The title, The Family Jams, is inspired by a ritual that the troupe partakes in at the end of each show. Banhart likes to round up his friends (or, really, his musical family) onto a stage with him as they collectively “jam.” Grandmothers with tambourines are most definitely invited. It’s not about creating refined or perfect music, it’s about creating something raw and heartfelt with friends and family. Banhart et al. create whimsically folksy music that makes you feel quite simply, good, and The Family Jams will do just the same.
Before watching The Girls in the Band, the extent of my jazz history didn’t go beyond the fact that my friend Kim once painted a canvas of Miles Davis. After watching Judy Chaikin’s documentary, I found myself tapping my feet to the music of the International Sweethearts of Rhythm and was mesmerized by the talent of jazz legends like Mary Ann McPartland and Lil Hardin Armstrong. This film is not just an intricate look into the struggle that women faced in a world of music predominantly occupied by men, but it is also an empowering story of how a group of strong-willed females dared to defy conventions and surpass expectations. The Girls in the Band showcases the lives of women that defined “girl power” well before the Supremes even knew how to stop in the name of love.

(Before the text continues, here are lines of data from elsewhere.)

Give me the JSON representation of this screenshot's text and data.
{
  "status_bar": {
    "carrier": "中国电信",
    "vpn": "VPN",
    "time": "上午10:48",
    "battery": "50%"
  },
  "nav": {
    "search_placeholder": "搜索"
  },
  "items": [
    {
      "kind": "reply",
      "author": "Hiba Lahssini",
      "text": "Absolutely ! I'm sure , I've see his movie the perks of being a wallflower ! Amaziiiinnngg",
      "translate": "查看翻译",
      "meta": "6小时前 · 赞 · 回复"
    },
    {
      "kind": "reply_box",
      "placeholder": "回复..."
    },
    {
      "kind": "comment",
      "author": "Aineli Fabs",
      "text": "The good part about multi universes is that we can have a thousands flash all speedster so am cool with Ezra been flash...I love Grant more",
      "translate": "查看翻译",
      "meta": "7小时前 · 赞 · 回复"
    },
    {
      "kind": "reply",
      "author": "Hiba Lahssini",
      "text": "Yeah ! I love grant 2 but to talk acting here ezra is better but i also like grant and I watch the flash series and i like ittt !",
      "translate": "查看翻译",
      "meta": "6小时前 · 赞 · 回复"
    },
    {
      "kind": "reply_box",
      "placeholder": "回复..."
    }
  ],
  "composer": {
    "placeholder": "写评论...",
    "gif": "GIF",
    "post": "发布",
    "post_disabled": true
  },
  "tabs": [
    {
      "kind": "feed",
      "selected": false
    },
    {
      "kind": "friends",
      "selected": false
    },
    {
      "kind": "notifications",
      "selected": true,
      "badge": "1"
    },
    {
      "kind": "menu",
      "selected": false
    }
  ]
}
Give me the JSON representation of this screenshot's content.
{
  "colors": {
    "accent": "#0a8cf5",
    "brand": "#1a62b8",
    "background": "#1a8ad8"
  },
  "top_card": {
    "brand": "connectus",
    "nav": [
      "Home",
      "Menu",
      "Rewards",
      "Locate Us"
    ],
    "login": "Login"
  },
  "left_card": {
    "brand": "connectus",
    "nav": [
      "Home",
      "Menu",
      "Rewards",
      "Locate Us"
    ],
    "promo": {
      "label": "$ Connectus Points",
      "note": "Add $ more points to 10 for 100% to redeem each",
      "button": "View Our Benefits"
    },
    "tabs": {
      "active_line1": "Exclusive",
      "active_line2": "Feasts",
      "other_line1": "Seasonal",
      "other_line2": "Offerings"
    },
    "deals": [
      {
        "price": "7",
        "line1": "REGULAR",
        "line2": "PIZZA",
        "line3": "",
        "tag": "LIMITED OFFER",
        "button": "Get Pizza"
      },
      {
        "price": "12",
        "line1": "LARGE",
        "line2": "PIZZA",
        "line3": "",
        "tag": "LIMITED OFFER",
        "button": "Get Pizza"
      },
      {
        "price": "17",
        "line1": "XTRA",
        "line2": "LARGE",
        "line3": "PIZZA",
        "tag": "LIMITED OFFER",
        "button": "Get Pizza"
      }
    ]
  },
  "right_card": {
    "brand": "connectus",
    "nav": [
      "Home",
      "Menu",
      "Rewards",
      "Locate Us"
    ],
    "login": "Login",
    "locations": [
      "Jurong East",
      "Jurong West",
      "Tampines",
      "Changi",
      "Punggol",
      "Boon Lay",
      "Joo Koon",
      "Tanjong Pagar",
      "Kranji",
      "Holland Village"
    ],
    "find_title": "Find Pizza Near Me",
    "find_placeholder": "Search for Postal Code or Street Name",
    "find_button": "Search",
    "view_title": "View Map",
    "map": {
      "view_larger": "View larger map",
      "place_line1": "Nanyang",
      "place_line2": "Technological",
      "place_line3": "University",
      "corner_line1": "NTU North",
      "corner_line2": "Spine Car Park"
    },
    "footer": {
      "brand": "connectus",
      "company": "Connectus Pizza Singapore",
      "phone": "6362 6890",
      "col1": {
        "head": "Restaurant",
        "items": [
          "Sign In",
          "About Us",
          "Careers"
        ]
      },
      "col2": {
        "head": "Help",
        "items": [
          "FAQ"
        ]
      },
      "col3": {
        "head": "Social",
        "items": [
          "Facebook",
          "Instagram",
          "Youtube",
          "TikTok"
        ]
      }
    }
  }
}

Most musicians make the decision to focus on one instrument, with the odd vocalist taking up guitar or grand piano. Andrew Bird, skillfully layering harmonies of violin, guitar, and vocals simultaneously, is not one of these musicians. Director Xan Aranda’s Andrew Bird: Fever Year follows (surprise!) Bird and his fearless band on an incredibly successful, though grueling, year-long tour. This film has the longest clips of performance footage that I have ever seen in a feature film. But really, watching Bird undertake instrument changes during his often impromptu looped compositions is at the core of his ability to mystify. Fever Year delves into the musician’s creative process as he writes hauntingly beautiful violin melodies and continuously strives to recreate the feeling of a song in its most malleable state: when it’s on the “edge of existence.” Bird is on a search for imperfection in a world fixated on perfection, and his results are extraordinary. Aranda’s piece is commendable for its honest portrayal of an artist with a relentless work ethic and an impeccable eye for detail.
With the wide array of films screening at VIFF this year, the overwhelming task of deciding which ones to watch may seem daunting. But amid the fictional plots of betrayal, exploitation and greed vying for your attention, a warm-hearted documentary tinged with musical history might just be the necessary recess that you need. The Family Jams, The Girls in the Band, and Andrew Bird: Fever Year are all phenomenal projects that may exist under the radar of your typical film festival features. Nevertheless, their unparalleled visions into a secret world of music will have you whistling and humming as you exit those theatre doors.